We must therefore be aware that it will be necessary to work much harder than if we want to change habits. And since change will be complicated, the question arises as to who should bear the burden of change? Undoubtedly, an attempt to count on the perpetration of a third party or cooperation across divisions may reduce the chances of rapid success. Thus, it is worth considering how to stimulate a global revolution, through evolution within the organization in terms of its own competences, resources and goal orientation.

First of all, there is a need for platforms for the exchange of experience between business representatives, organisations and the state or specialised bilateral groups. Without the exchange of knowledge and experience there will be no tissue facilitating the economic development of ideas. It is optimistic to look at the fact that each party has the tools to involve other partners. Popularization of ideas will give rise to initiatives and create the space to implement change on a universal scale.

Ideas for real actions

At the level of governmental institutions and organisations, it is becoming increasingly common to engage stakeholders in a dialogue, i.e. a structured and transparent exchange of ideas and mutual expectations. Such activities may be carried out based on individual initiatives or with the use of certified methodologies. An interesting example is the so-called Talanoa Dialogue, a process designed and mandated by the parties to the United Nations Framework Convention on Climate Change to summarize the global collective efforts aimed at achieving the objectives of the Paris Agreement.

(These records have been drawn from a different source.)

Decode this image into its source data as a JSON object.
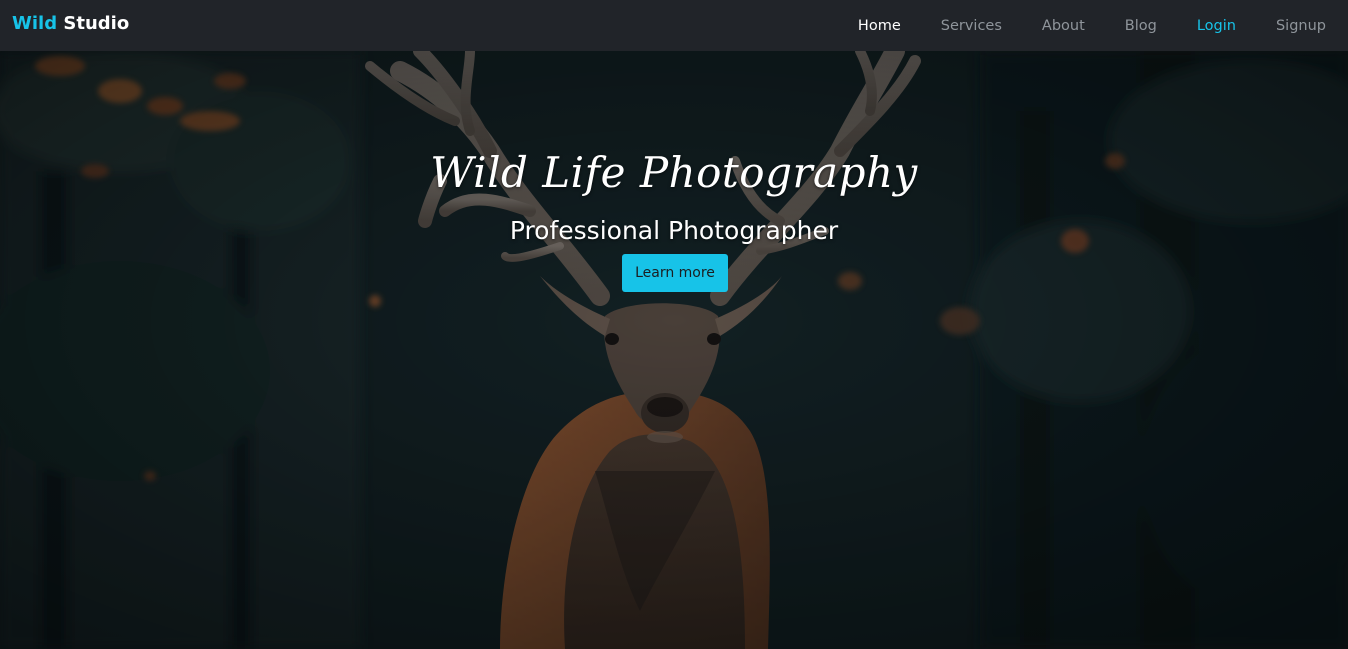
{
  "navbar": {
    "brand_accent": "Wild",
    "brand_rest": "Studio",
    "links": [
      {
        "label": "Home"
      },
      {
        "label": "Services"
      },
      {
        "label": "About"
      },
      {
        "label": "Blog"
      },
      {
        "label": "Login"
      },
      {
        "label": "Signup"
      }
    ]
  },
  "hero": {
    "script_title": "Wild Life Photography",
    "subtitle": "Professional Photographer",
    "cta_label": "Learn more",
    "background_image": "red-deer-stag-in-dark-forest"
  },
  "colors": {
    "accent": "#17c3e8",
    "navbar_bg": "#212429",
    "nav_text": "#8f959b",
    "nav_active": "#ffffff"
  }
}
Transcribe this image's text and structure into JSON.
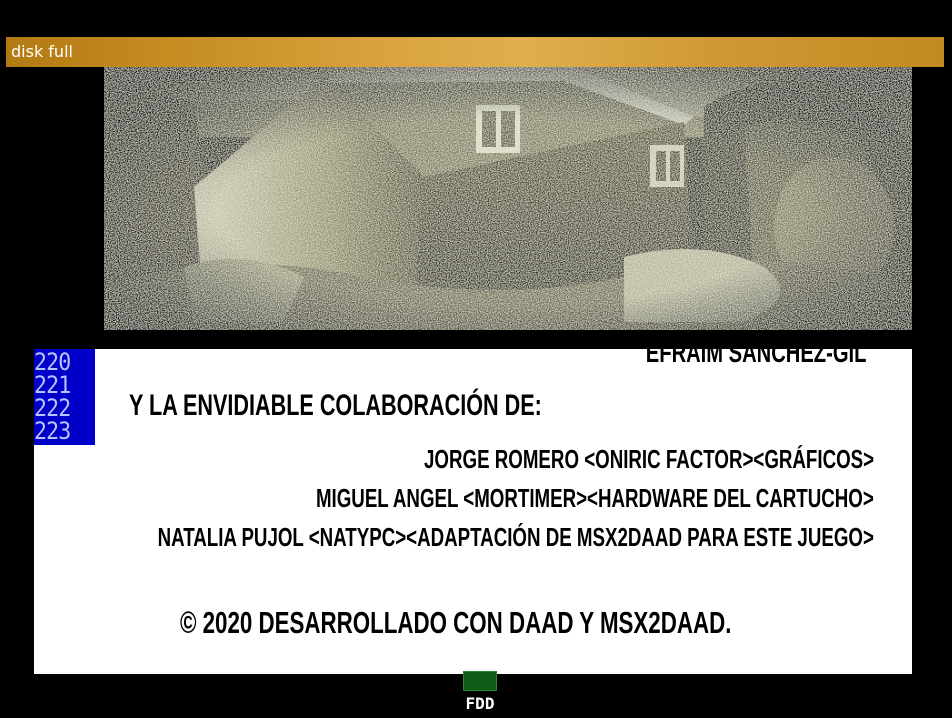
{
  "status_bar": {
    "message": "disk full",
    "color": "#c8901e"
  },
  "scene": {
    "subject": "house-photo",
    "palette": [
      "#000000",
      "#3a3a1e",
      "#7a7850",
      "#b8b89a",
      "#ecece0"
    ]
  },
  "text_window": {
    "line_numbers": [
      "220",
      "221",
      "222",
      "223"
    ],
    "author_line": "EFRAIM SÁNCHEZ-GIL",
    "collab_heading": "Y LA ENVIDIABLE COLABORACIÓN DE:",
    "credits": [
      "JORGE ROMERO <ONIRIC FACTOR><GRÁFICOS>",
      "MIGUEL ANGEL <MORTIMER><HARDWARE DEL CARTUCHO>",
      "NATALIA PUJOL <NATYPC><ADAPTACIÓN DE MSX2DAAD PARA ESTE JUEGO>"
    ],
    "copyright": "© 2020 DESARROLLADO CON DAAD Y MSX2DAAD.",
    "line_number_bg": "#0000c8"
  },
  "drive_indicator": {
    "label": "FDD",
    "led_color": "#0e5a16"
  }
}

At company level, it is possible to create platforms for the exchange of commercial information, which can form the basis for coexistence in the closed-loop economy. An interesting inspiration may be the Polish start-up CityGlobe. The platform facilitates and accelerates the process of making business decisions by providing economic and demographic data concerning cities, facilitates contact with city authorities and enables establishing cooperation. Thanks to it, companies can quickly collect the data necessary to identify a new direction of development. They also have the tools to conduct effective educational campaigns, building sensitivity to new solutions.

The role of non-financial periodical reports is becoming more and more important as another space for promoting the idea of a closed-loop economy. Business is open to a change of thinking about the economy, but it will certainly not happen though happening thinking. Circular economy can become an important element in building a company’s reputation.

The growing role of social pressure is also important. Citizens are not only able to organise themselves easily and quickly through social media today, but above all they are aware of these opportunities and are keen to make use of them. This is a critical area, because in a situation of unstable social moods it can lead to radicalisation of solutions. Today it has become a fact that countries influence the social moods of other countries through social media. Hybrid activities are subject not only to politics, but also to social movements, which may become a catalyst for negative regulatory and legal changes.

Today the concept of circular economy is an idea that combines the growing supply of waste with the growing demand for raw materials. In this situation, communication will play one of the key roles, thanks to its potential to combine cross-sectoral, disciplinary and statutory objectives of all stakeholders.